**TASK TO CARRY OUT**
Return the lines of the data below in which the string "rear" occurs.
· · ·
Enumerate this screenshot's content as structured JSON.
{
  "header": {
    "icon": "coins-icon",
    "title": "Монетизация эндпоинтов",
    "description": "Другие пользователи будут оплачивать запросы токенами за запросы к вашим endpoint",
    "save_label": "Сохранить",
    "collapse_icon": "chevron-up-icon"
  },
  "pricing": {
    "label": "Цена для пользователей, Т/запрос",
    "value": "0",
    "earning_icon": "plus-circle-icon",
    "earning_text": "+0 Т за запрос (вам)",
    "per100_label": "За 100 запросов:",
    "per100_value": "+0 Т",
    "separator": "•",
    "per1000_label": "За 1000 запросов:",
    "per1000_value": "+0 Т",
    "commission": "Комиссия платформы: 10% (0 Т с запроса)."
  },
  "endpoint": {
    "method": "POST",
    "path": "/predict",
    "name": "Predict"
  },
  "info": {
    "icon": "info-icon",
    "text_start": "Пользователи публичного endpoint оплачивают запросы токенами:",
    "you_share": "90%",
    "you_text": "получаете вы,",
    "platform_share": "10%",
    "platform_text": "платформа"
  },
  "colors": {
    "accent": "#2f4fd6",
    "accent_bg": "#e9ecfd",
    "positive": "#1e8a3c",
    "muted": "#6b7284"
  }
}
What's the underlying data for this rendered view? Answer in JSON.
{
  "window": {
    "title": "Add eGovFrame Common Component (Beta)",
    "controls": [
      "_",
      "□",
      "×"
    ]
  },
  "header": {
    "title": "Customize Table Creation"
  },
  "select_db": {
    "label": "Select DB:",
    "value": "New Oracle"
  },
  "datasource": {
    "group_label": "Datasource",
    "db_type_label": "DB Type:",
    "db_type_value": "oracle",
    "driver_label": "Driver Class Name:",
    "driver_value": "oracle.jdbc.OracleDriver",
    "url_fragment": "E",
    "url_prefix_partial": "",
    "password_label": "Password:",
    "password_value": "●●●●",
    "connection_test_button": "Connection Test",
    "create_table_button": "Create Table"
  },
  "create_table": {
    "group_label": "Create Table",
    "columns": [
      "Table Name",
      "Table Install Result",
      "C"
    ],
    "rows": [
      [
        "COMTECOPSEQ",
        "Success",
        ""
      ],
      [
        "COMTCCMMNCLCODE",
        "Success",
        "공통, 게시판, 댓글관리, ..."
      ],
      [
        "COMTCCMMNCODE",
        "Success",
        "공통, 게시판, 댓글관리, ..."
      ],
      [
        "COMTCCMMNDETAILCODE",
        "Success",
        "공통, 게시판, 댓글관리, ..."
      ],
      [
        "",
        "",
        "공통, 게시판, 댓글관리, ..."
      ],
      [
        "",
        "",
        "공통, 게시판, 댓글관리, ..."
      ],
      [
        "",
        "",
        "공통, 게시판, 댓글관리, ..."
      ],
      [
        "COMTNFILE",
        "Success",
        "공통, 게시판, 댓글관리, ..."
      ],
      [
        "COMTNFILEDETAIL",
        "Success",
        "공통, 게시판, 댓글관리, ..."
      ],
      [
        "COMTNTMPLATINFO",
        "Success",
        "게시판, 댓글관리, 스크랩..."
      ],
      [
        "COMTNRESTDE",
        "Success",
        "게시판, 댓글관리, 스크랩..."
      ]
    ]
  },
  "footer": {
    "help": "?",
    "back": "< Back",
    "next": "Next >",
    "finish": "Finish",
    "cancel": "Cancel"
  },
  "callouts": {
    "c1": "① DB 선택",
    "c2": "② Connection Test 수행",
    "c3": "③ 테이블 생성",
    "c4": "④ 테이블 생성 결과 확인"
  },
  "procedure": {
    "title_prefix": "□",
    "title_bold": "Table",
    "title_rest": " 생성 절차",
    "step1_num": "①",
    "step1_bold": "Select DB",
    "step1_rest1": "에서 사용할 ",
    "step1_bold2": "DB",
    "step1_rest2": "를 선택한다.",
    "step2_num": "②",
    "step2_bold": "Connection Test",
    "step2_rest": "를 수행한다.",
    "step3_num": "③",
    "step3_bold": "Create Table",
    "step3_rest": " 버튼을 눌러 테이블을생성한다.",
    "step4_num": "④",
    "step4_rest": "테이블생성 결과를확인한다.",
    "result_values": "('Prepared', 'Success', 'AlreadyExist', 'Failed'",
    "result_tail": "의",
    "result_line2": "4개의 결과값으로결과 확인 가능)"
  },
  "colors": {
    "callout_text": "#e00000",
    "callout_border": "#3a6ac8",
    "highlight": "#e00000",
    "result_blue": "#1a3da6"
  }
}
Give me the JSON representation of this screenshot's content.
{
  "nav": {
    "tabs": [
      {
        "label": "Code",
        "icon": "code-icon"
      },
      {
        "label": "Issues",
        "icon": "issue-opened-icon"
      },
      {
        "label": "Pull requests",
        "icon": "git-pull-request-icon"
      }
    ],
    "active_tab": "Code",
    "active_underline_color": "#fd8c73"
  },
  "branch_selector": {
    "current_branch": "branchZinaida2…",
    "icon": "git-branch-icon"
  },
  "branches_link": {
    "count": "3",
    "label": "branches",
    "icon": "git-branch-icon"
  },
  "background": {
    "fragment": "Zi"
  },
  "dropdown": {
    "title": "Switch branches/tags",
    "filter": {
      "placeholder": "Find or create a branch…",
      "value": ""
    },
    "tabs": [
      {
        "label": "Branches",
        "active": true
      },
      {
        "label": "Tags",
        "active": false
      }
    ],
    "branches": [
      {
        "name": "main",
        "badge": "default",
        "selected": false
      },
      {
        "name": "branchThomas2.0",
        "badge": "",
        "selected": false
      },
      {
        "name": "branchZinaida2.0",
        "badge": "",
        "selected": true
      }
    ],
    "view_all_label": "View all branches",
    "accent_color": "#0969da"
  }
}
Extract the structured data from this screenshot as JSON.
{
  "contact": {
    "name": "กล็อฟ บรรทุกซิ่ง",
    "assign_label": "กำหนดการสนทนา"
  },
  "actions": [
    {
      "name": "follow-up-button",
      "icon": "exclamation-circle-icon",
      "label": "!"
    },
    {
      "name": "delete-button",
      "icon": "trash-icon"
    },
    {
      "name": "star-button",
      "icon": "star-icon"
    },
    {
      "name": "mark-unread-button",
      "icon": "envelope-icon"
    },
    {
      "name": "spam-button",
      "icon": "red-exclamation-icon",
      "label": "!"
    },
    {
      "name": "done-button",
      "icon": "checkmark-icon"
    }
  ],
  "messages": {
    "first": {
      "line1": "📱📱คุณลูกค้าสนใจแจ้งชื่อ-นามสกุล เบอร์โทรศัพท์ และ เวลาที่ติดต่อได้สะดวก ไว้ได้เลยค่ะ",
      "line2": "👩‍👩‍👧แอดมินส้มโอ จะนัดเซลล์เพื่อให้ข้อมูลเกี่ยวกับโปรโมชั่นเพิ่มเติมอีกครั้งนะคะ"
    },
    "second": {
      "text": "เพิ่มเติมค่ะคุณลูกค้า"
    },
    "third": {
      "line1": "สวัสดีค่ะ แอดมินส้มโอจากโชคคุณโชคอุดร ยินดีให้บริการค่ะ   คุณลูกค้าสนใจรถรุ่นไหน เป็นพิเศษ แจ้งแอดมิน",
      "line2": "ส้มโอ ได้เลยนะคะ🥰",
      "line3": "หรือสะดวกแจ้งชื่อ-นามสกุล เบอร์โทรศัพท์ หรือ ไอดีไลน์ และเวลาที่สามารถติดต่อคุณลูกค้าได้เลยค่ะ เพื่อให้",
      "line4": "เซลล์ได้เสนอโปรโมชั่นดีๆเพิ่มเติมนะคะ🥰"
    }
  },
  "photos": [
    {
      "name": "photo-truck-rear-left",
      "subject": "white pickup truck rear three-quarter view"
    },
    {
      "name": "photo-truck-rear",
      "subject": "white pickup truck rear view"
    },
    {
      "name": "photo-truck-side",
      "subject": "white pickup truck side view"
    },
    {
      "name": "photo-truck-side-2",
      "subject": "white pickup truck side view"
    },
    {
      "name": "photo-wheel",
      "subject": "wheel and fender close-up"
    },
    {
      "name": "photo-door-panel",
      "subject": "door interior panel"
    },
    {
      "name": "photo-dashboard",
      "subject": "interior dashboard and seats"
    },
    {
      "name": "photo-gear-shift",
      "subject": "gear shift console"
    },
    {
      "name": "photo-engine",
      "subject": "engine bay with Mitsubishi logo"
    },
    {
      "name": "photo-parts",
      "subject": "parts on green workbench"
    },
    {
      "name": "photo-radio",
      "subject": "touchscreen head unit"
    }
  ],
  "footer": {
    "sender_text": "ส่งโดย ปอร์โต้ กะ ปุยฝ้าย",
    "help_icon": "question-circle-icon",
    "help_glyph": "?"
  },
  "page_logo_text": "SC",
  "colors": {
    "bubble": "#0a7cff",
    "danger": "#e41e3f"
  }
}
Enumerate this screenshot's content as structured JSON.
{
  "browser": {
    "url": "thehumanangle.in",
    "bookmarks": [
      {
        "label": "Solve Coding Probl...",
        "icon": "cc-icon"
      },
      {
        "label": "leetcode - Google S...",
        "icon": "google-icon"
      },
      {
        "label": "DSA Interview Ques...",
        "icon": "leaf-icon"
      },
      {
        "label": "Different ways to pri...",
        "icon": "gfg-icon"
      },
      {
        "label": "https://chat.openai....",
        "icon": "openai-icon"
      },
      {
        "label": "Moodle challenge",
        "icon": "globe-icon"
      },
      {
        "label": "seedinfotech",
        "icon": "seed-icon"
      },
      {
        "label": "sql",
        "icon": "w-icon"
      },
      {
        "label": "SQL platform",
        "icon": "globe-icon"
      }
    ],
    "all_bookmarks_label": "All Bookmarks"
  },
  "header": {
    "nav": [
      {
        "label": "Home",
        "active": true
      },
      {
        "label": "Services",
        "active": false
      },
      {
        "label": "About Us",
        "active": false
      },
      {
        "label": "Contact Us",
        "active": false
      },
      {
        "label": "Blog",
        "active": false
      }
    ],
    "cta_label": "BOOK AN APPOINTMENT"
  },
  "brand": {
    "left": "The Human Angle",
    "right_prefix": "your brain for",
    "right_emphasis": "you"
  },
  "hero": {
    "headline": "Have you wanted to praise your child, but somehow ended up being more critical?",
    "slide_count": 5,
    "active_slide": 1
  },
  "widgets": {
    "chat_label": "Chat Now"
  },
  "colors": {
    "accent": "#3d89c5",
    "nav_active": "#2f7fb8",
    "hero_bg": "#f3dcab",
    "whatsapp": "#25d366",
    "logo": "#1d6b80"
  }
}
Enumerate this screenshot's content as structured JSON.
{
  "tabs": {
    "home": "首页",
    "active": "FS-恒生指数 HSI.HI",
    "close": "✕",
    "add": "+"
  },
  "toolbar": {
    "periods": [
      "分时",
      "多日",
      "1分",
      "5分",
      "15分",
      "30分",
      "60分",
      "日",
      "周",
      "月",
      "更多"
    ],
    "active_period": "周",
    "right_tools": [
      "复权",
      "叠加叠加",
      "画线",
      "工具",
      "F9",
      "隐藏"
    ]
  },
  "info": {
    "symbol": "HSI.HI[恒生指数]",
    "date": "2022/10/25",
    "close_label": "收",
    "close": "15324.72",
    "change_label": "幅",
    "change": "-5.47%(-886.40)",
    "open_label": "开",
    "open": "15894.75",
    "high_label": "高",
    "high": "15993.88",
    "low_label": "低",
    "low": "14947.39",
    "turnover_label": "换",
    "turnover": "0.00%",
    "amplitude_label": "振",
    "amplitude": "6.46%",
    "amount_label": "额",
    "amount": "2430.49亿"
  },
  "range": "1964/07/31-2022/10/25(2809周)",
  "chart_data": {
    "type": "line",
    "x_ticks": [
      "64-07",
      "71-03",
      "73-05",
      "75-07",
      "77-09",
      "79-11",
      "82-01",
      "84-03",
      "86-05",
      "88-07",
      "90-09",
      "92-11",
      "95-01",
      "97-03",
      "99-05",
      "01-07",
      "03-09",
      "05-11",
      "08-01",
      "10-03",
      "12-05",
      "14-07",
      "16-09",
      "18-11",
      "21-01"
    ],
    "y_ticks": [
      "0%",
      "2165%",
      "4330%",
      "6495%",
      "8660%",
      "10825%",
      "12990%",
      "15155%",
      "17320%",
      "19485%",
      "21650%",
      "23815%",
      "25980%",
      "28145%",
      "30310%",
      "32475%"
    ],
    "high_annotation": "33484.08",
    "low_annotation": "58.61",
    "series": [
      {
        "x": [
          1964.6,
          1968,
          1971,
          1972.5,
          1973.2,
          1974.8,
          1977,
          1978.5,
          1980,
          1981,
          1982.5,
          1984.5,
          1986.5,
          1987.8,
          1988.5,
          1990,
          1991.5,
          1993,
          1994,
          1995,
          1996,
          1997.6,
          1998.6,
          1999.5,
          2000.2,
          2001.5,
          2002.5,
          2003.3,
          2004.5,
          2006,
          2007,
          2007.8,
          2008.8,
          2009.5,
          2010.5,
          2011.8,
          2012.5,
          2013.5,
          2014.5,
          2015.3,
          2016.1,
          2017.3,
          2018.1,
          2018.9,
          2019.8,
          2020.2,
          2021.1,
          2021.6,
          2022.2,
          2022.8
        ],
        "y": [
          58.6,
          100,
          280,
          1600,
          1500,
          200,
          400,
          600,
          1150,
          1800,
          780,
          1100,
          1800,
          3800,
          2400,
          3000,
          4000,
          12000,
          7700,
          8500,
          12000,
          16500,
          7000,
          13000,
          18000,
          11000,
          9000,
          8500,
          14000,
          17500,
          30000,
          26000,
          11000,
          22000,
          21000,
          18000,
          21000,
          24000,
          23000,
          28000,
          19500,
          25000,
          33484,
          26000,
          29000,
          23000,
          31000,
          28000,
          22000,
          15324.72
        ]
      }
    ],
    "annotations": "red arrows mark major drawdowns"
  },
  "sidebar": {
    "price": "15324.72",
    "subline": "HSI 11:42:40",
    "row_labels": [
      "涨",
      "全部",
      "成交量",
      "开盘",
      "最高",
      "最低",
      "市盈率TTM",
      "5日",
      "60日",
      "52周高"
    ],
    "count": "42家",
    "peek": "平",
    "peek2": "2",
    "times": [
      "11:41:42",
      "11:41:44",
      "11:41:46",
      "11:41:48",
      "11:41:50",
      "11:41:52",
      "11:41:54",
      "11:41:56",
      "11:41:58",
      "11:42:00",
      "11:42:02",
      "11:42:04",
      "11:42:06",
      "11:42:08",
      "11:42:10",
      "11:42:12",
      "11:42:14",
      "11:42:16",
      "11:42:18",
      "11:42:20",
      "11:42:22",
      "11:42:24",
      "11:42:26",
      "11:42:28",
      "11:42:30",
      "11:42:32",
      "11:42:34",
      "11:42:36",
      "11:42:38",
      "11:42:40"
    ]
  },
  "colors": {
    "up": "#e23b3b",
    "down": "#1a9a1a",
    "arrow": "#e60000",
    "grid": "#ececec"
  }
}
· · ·
**WRITTEN ANSWER**
      "name": "photo-truck-rear-left",
      "subject": "white pickup truck rear three-quarter view"
      "name": "photo-truck-rear",
      "subject": "white pickup truck rear view"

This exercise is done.